Federal Rules for Home and Community-Based Services

The Center for Medicare and Medicaid Services requires Home and Community-Based Services follow certain rules. States must follow and enforce these rules to maintain waiver services. These rules are known as the HCBS Setting rules.

  • Videos for individuals receiving Home and Community-Based Waiver Services
    • Overview: This video explains why and where the HCBS Settings Rules are in place.
    • What to Expect: This video explains what you can expect from your service providers.
    • Modifications: This video explains what must happen in order for any changes to be made to your rights under the Settings Rules.
  • Links and resources mentioned in these videos:

If you receive Home and Community Based Services, your service providers must follow these rules.

Your service provider must provide you with…

  • Privacy.
  • Dignity and respect.
  • Freedom from being bullied or threatened into doing something you don’t want to do.
  • Freedom from being restrained by physical force or with medication.

DDA and your service providers must ask for input from you about...

  • When and where to have your planning meetings.
  • Your personal goals.
  • Your services and who provides them.

Your service provider needs to understand that you make all decisions about your life, including…

  • How you schedule your day.
  • How you decorate your space.
  • What activities you choose to participate in.
  • How you spend your money.
  • If you want to work.
  • How you spend your time, and the people you share it with.

If you receive services from a residential provider:

You also have a right to...

  • Live in a home you choose and can afford, from available options.
  • A signed lease, rental agreement, or similar contract compliant with Washington state and local landlord tenant laws and requirements.
  • A physically accessible home.
  • A key to your home.
  • Privacy in your bedroom and bathroom, including having locking doors.
  • Decorate your space as you would like and to display your personal items.
  • A place to have visitors and friends in your home.
  • Have visitors when you want.
  • Have a say in choosing the staff who work with you.
  • Have a say in who you live with.
  • Plan your daily schedule, including when you wake up and go to bed.
  • Choose what and when you eat.
  • Choose where you go in the community and how long you are there.
  • Get information and support to access recreation, education, and employment opportunities in your community.

If your service provider or anyone else wants to restrict/modify any of these rights due to concerns about your health or safety, they can only do that as a last resort, IF it's included in your person-centered service plan, AND you agree.

If you agree to restrictions, your person-centered service plan must include:

  • A description of the specific assessed need.
  • A description of what has been tried before.
  • Attempts to meet your need that did not work out.
  • Ways to measure if the restriction has reduced the health and safety concern.
  • How often the plan will be reviewed to see if the restrictions are still needed.
  • A monitoring plan to ensure that interventions and supports are not causing you harm.
  • Your written consent.

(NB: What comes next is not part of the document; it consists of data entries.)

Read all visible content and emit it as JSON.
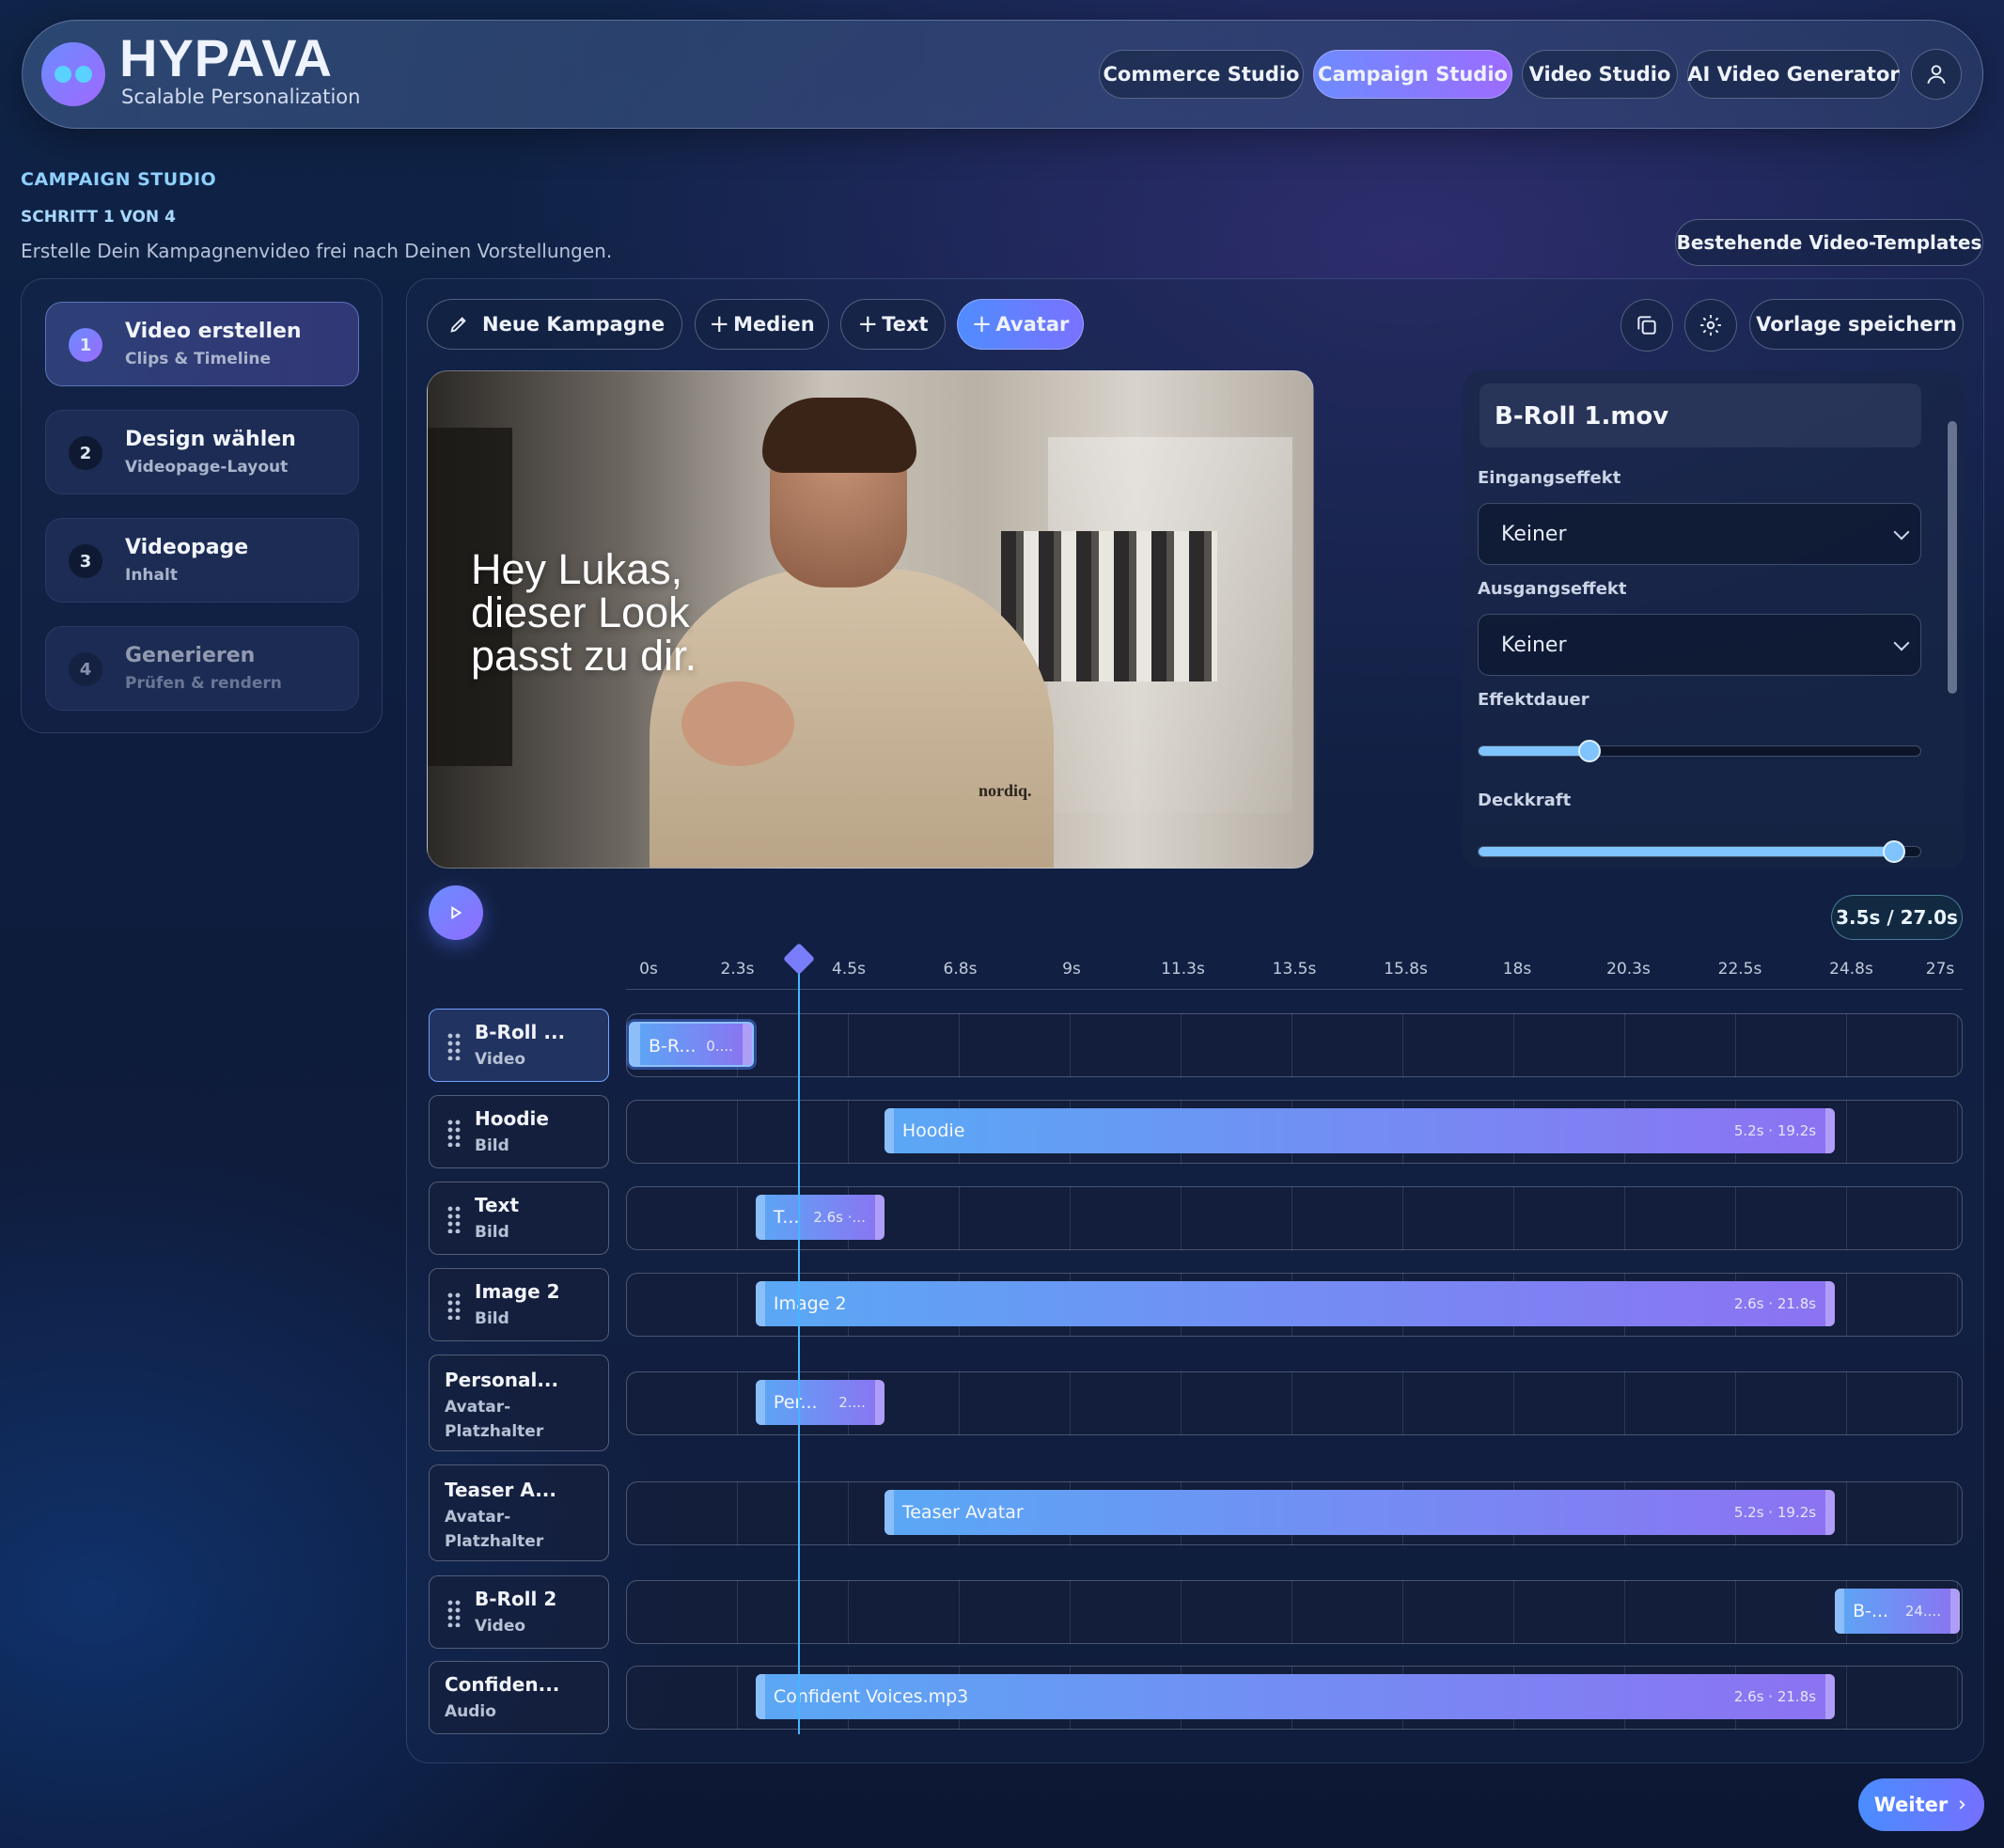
{
  "app": {
    "brand": "HYPAVA",
    "tagline": "Scalable Personalization"
  },
  "nav": {
    "items": [
      "Commerce Studio",
      "Campaign Studio",
      "Video Studio",
      "AI Video Generator"
    ],
    "active": "Campaign Studio",
    "profile_icon": "user-icon"
  },
  "page": {
    "section": "CAMPAIGN STUDIO",
    "step_indicator": "SCHRITT 1 VON 4",
    "intro": "Erstelle Dein Kampagnenvideo frei nach Deinen Vorstellungen.",
    "templates_button": "Bestehende Video-Templates"
  },
  "steps": [
    {
      "num": "1",
      "title": "Video erstellen",
      "sub": "Clips & Timeline",
      "state": "active"
    },
    {
      "num": "2",
      "title": "Design wählen",
      "sub": "Videopage-Layout",
      "state": "default"
    },
    {
      "num": "3",
      "title": "Videopage",
      "sub": "Inhalt",
      "state": "default"
    },
    {
      "num": "4",
      "title": "Generieren",
      "sub": "Prüfen & rendern",
      "state": "disabled"
    }
  ],
  "toolbar": {
    "new_campaign": "Neue Kampagne",
    "add_media": "Medien",
    "add_text": "Text",
    "add_avatar": "Avatar",
    "plus": "+",
    "save_template": "Vorlage speichern",
    "icons": [
      "pencil-icon",
      "duplicate-icon",
      "gear-icon"
    ]
  },
  "preview": {
    "overlay_lines": [
      "Hey Lukas,",
      "dieser Look",
      "passt zu dir."
    ],
    "shirt_logo": "nordiq."
  },
  "properties": {
    "title": "B-Roll 1.mov",
    "entry_label": "Eingangseffekt",
    "entry_value": "Keiner",
    "exit_label": "Ausgangseffekt",
    "exit_value": "Keiner",
    "duration_label": "Effektdauer",
    "duration_level": 0.25,
    "opacity_label": "Deckkraft",
    "opacity_level": 0.94
  },
  "playback": {
    "time": "3.5s / 27.0s",
    "playhead_seconds": 3.5,
    "total_seconds": 27
  },
  "timeline": {
    "ticks": [
      "0s",
      "2.3s",
      "4.5s",
      "6.8s",
      "9s",
      "11.3s",
      "13.5s",
      "15.8s",
      "18s",
      "20.3s",
      "22.5s",
      "24.8s",
      "27s"
    ],
    "tracks": [
      {
        "name": "B-Roll ...",
        "kind": "Video",
        "grip": true,
        "selected": true,
        "clip": {
          "label": "B-R...",
          "time": "0....",
          "start": 0,
          "end": 2.6
        }
      },
      {
        "name": "Hoodie",
        "kind": "Bild",
        "grip": true,
        "clip": {
          "label": "Hoodie",
          "time": "5.2s · 19.2s",
          "start": 5.2,
          "end": 24.4
        }
      },
      {
        "name": "Text",
        "kind": "Bild",
        "grip": true,
        "clip": {
          "label": "T...",
          "time": "2.6s ·...",
          "start": 2.6,
          "end": 5.2
        }
      },
      {
        "name": "Image 2",
        "kind": "Bild",
        "grip": true,
        "clip": {
          "label": "Image 2",
          "time": "2.6s · 21.8s",
          "start": 2.6,
          "end": 24.4
        }
      },
      {
        "name": "Personal...",
        "kind": "Avatar-\nPlatzhalter",
        "grip": false,
        "clip": {
          "label": "Per...",
          "time": "2....",
          "start": 2.6,
          "end": 5.2
        }
      },
      {
        "name": "Teaser A...",
        "kind": "Avatar-\nPlatzhalter",
        "grip": false,
        "clip": {
          "label": "Teaser Avatar",
          "time": "5.2s · 19.2s",
          "start": 5.2,
          "end": 24.4
        }
      },
      {
        "name": "B-Roll 2",
        "kind": "Video",
        "grip": true,
        "clip": {
          "label": "B-...",
          "time": "24....",
          "start": 24.4,
          "end": 27
        }
      },
      {
        "name": "Confiden...",
        "kind": "Audio",
        "grip": false,
        "clip": {
          "label": "Confident Voices.mp3",
          "time": "2.6s · 21.8s",
          "start": 2.6,
          "end": 24.4
        }
      }
    ]
  },
  "footer": {
    "next": "Weiter"
  },
  "colors": {
    "accent": "#7a7dfa",
    "playhead": "#45b6ff",
    "clip_start": "#5aa8f5",
    "clip_end": "#8c72f2"
  }
}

You have the right to refuse a restriction or plan modification. Your provider must not begin or continue a restriction if you do not agree. To ensure your voice is heard, you can take certain steps.

  1. Let your case resource manager know. You can visit their office, make a phone call or send an email. Your case manager must respond to you within two business days to help address the concern. If you don't know who your case resource manager is, you can look online at www.dshs.wa.gov/dda/find-dda-office.
  2. You can ask a question or file a complaint online at https://www.dshs.wa.gov/dda/how-file-complaint-dda

If you have a concern about abandonment, abuse, neglect, exploitation, or financial exploitation, you can call 1-866-END-HARM or 1-866-363-4276